(App and web page records)
::::
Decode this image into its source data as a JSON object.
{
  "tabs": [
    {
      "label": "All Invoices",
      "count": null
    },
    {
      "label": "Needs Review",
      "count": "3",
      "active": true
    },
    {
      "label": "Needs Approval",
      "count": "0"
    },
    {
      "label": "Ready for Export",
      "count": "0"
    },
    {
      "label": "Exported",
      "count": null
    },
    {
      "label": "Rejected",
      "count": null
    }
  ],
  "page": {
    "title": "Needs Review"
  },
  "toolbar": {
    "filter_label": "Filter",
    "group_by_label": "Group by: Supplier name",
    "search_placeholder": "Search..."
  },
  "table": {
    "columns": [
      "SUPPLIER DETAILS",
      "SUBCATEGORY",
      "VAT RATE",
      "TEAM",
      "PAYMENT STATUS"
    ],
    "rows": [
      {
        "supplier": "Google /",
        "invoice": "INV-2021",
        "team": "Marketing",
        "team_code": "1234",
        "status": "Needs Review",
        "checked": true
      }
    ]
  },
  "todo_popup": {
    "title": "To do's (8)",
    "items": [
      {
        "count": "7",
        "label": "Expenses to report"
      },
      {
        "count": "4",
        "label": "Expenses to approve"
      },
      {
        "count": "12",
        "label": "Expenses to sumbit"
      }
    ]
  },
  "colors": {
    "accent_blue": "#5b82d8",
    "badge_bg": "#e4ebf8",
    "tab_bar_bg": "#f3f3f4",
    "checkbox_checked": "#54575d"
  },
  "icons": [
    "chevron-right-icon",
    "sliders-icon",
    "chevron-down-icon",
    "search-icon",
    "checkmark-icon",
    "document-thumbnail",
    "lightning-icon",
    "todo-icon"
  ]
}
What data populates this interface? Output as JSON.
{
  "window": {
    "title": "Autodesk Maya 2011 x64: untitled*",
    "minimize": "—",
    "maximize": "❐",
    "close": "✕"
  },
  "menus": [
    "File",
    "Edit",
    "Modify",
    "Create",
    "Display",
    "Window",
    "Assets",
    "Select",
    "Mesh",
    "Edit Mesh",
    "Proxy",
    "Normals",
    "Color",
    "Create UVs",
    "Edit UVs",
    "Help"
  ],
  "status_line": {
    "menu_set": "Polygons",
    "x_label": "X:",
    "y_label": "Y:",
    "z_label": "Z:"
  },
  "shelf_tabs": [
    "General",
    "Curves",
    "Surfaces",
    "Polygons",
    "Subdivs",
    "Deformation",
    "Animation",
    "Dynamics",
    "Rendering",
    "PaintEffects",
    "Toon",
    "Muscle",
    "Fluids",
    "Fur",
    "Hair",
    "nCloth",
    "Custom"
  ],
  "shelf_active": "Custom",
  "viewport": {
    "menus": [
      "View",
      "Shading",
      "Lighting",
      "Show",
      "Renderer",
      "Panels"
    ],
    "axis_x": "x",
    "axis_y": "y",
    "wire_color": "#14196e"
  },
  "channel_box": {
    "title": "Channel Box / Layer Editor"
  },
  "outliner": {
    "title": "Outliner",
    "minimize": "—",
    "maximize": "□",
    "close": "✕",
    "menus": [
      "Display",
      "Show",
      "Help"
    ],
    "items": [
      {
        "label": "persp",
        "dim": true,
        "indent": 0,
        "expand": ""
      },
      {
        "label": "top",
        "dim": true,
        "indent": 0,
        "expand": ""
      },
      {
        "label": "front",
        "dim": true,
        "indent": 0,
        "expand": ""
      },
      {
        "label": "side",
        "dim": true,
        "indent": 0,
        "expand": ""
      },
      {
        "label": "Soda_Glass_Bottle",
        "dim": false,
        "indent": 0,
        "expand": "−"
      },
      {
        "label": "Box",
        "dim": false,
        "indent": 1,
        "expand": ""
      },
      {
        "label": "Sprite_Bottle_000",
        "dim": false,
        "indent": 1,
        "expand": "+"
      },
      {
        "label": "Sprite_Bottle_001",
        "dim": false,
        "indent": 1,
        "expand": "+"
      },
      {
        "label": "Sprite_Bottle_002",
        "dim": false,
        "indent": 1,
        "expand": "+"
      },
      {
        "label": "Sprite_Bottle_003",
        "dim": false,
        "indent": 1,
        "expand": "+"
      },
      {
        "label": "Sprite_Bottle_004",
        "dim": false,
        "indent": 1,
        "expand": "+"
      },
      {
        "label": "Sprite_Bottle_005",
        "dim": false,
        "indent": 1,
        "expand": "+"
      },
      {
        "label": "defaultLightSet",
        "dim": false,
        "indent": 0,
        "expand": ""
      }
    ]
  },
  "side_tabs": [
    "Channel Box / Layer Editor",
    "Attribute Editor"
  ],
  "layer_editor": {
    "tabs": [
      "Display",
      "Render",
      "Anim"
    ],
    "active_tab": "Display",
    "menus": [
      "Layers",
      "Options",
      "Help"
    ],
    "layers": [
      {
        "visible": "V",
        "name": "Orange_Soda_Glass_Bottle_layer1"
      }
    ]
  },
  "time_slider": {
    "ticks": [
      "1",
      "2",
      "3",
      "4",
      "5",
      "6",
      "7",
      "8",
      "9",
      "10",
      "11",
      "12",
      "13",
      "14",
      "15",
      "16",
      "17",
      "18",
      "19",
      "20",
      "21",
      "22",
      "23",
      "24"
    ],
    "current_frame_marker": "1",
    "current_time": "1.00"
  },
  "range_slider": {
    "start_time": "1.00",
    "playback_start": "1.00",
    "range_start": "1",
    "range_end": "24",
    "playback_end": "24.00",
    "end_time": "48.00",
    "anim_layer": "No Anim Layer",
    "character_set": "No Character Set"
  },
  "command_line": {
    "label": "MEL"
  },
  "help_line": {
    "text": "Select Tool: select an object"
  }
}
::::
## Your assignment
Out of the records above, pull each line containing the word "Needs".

## Answer section
      "label": "Needs Review",
      "label": "Needs Approval",
    "title": "Needs Review"
        "status": "Needs Review",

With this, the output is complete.